“The relationship with China has been a good relationship, and it is expanding beyond commercial matters, to investment and cooperation in science and technology, environmental issues and several other fronts,” he said.
“China has been gaining ground in Latin America in part because China has been pursuing it and partly because the United States is stepping back.”
Mr. Piñera has expressed disappointment that the Trump administration has yet to present a coherent policy toward Latin America while warning the region about drawing closer to China.
“We’ve seen signs — building a wall along the border with Mexico, the deportation of immigrants, protectionism,” he said. “But a clear policy that would allow us to evaluate the foreign policy of the United States toward the region is still not on the table.”
As a sign of how muddled the Trump administration’s approach is, Mr. Piñera said that when he had a lengthy, cordial conversation with President Trump shortly after the Chilean election last year, Mr. Trump expressed surprise when the president-elect pointed out that the United States had a trade surplus with Chile.
But foreign policy is unlikely to be among the thornier issues Mr. Piñera faces when he assumes office on Sunday. He won the second round of voting by an ample margin, and Chileans elected a strikingly politically diverse Congress during the first round.
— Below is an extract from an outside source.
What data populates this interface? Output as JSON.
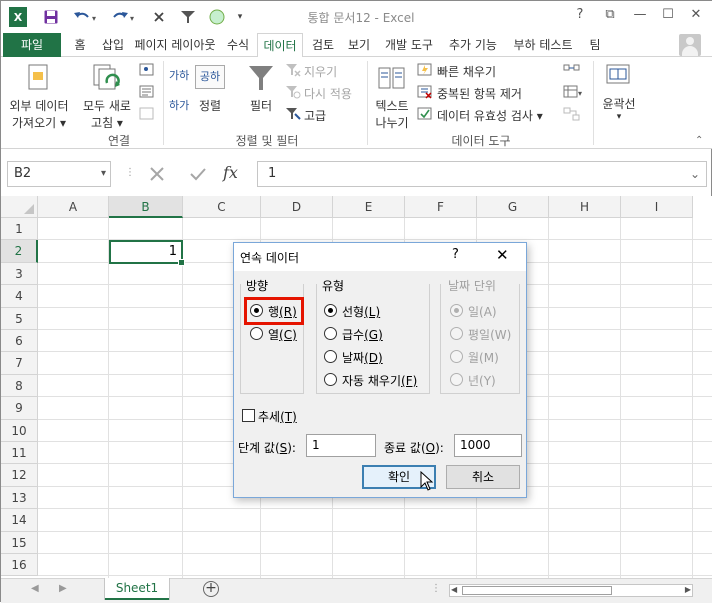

Anticipating a vigorous political opposition, Mr. Piñera has portrayed himself as a deal maker and a moderate.
“I want to replace the perverse logic of the bulldozer that destroys everything in its wake for the wise culture of dialogue, agreement, collaboration,” he said.
Mr. Piñera has extended an olive branch on an initiative Ms. Bachelet failed to get across the finish line, vowing to support passage of a bill that would allow transgender people to update their names and gender on government documents.
Yet he remains opposed to another bill, which would legalize same-sex marriage, arguing that “situations that are different” cannot be “treated the same way.”
And as he sets out to accelerate economic growth, Chileans will be watching closely whether any new wealth is distributed equitably, Ms. Sánchez, the former candidate, said.
“If they seek to keep things as they are, where wealth grows and remains hyperconcentrated in few hands while most people’s salaries barely cover basic expenses, he won’t have an easy time making deals in Congress,” she said.
And university students, who staged mass protests during Mr. Piñera’s first term, are likely to become a thorn in his side if the subsidies Ms. Bachelet established are pared.
“Piñera promises more work and growth, but just like in his first government, he’s going to govern for the rich and the businesspeople,” Pablo Vilches, 22, a university student said.